◆ PROBLEM REQUIREMENTS: Look through the entries and report how many lines include the word "category". Give the number alone.

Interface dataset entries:
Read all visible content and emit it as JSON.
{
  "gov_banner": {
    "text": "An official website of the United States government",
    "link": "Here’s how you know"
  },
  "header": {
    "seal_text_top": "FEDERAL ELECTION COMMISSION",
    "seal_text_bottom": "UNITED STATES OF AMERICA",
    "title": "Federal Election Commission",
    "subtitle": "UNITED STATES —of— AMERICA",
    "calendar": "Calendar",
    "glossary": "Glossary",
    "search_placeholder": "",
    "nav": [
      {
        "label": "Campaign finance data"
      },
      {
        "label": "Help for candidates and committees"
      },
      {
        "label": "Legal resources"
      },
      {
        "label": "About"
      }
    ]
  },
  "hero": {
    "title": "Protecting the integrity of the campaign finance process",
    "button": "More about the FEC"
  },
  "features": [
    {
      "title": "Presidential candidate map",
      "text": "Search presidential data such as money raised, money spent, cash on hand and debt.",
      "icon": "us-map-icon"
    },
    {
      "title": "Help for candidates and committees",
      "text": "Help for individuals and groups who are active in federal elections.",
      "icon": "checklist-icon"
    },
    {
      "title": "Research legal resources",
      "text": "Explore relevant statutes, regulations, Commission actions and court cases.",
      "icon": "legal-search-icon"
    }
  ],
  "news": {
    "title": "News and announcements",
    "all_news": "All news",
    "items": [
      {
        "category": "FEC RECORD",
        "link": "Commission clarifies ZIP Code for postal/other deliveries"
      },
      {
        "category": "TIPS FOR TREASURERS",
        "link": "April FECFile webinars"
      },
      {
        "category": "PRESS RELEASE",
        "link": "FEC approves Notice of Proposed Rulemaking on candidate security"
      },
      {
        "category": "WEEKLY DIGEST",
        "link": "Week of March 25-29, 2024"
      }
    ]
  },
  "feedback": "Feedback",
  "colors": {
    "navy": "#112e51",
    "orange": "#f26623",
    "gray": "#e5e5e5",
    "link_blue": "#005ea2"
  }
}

◆ OUTPUT BELOW: 4